Lester Flatt Biography, Life, Interesting Facts


Pioneering bluegrass musician and guitarist Lester Raymond Flatt was born on June 19, 1914, in Duncan's Chapel, Overton County, Tennessee, the United States of America to parents Isaac Columbus Flatt and Nannie Mae Haney. His father was a poor sharecropper, and Lester was one among the nine children of his parents. Lester grew up in an environment of poverty where every member of the family used to contribute their share of job and was habituated to working hard.

However, the hard work and the difficult times did not deter the family members in any way from unwinding themselves during their little free time singing and playing various kinds of musical instruments to their heart’s content. Both parents of Lester Flatt were accomplished banjo players and used to play the instrument in the traditional claw hammer or trailing style.

Besides, his father played the fiddle as well. Evolved in such a musical environment, Lester gradually developed an affinity towards guitar and blossomed into a promising guitarist by the age of ten. He began playing guitar while singing in local church choirs and honed his skills by comparing those with songs aired on radios.



At the age of seventeen, Lester Flatt began working in a textile mill and continued to work there throughout the decade when the Great Depression of the 1930s was at its peak devastating the lives of the ordinary people by ruining the economy. He along with his newly-wed wife was devoted entirely to music and during their free time they played and composed music to satisfy their passion. The couple started performing as a duo and tried to emulate their idol and the local favorite pair of Charlie and Bill Monroe.

Lester had to pull out of his textile mill job by the end of the 1930s as he was diagnosed with rheumatoid arthritis. As such, he concentrated fully on his music career. With Clyde Moody, an erstwhile associate of Bill Monroe’s band, he formed a new group called ‘Happy-Go-Lucky Boys.’ In 1943, he joined ‘The Kentucky Pardners,’ after being invited by its founder Charlie Monroe, older brother of Bill Monroe.

Around the mid-1940s, Lester Flatt became a member of Bill Monroe's Blue Grass Boys. He came into prominence in his first appearance for the Blue Grass Boys at the quintessential Grand Ole Opry as a lead singer-cum-guitarist in 1945.

In 1948, he parted with the Blue Grass Boys and formed his band named ‘Foggy Mountain Boys’ along with another Blue Grass Boys alumnus Earl Scruggs, an innovative and extremely talented banjo player.

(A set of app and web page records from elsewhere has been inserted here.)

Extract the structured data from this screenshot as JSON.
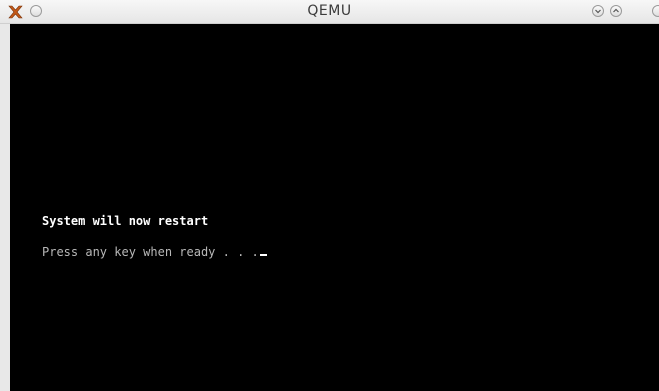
{
  "window": {
    "title": "QEMU"
  },
  "titlebar_icons": {
    "app": "x-app-icon",
    "left": "circle-icon",
    "minimize": "chevron-down-icon",
    "maximize": "chevron-up-icon",
    "close": "close-icon"
  },
  "console": {
    "line1": "System will now restart",
    "line2": "Press any key when ready . . ."
  },
  "colors": {
    "screen_background": "#000000",
    "text_bright": "#ffffff",
    "text_dim": "#b8b8b8"
  }
}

The duo and The Foggy Mountain Boys dominated the prevalent music scenario for the next 20 years and became one of the leading and prosperous bands in the bluegrass genre.

After their initial success during the 1950s, Lester and Scruggs went forward with their band with renewed vigor and successfully claimed the position of the most sought after popular bluegrass band in the entire United States of America. They released several hits on the Billboard charts rewriting the history of bluegrass music genre. They found equal success in both Pop as well as Country music scenarios.

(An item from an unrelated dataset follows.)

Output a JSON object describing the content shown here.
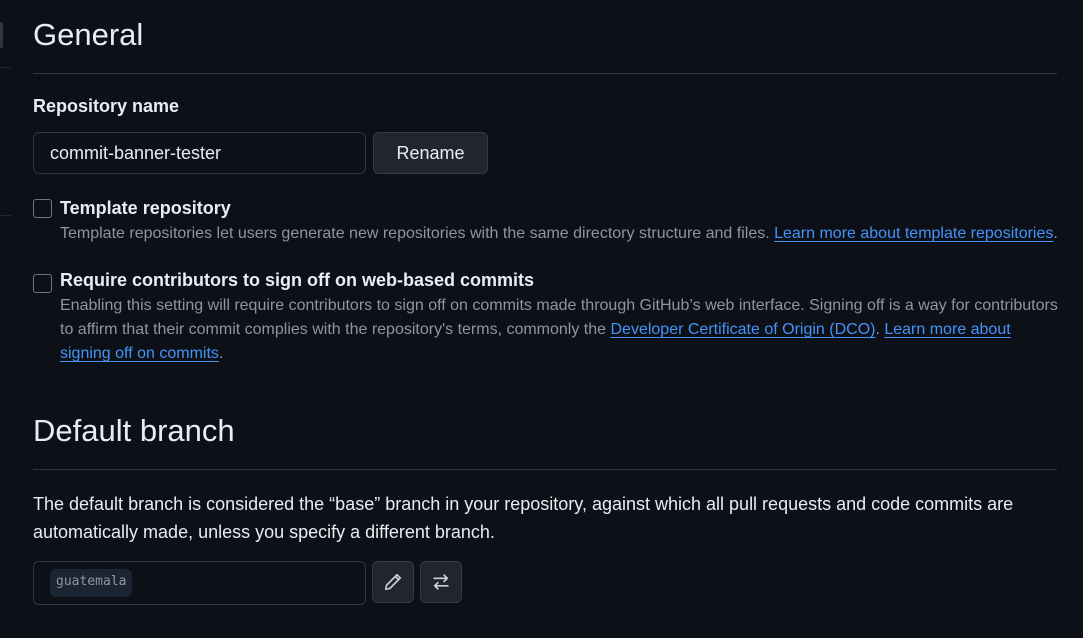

Some of their most notable and memorable works were based on theme songs and advertising jingles. ‘Foggy Mountain Break,’ a theme song composed and performed by the duo was used in the 1967 film Bonnie and Clyde in its iconic chase scenes. The album ‘Earl Scruggs and Friends’ released in 2001 contained a modified version of the ‘Foggy Mountain Break,’ and the track won a Grammy Award for its excellence.

One of their most famous works is a theme song titled “The Ballad of Jed Clampett.” It was written and composed for a television show titled “The Beverly Hillbillies.” It remained at the top of the Billboard Country song charts for several weeks and also climbed to the Top of the pop chart as well.

The duo parted ways in 1969 after having delivered a number of original hit songs in both pop and country music category and also performed in numerous orchestras including the Newport Folk Festival in 1959 and at a sold-out concert at the iconic Carnegie Hall of the New York City.

Lester Flatt launched his band, Lester Flatt and the Nashville Grass after the disbanding of The Foggy Mountain Boys and continued to remain favorite among the bluegrass puritans. He maintained a safe distance from the growing influence of the Rock n’ Roll genre which delighted his purist music fan followings.



Lester Flatt married singer Gladys Stacey on October 3, 1931, at the premature age of seventeen. The couple remained unseparated till his last breath and continued to compose music together for decades during their marital life. He breathed his last on May 11, 1979, upon suffering a cardiac arrest in his home at Nashville, Tennessee. In 1985, he was posthumously inducted into the Country Music Hall of Fame.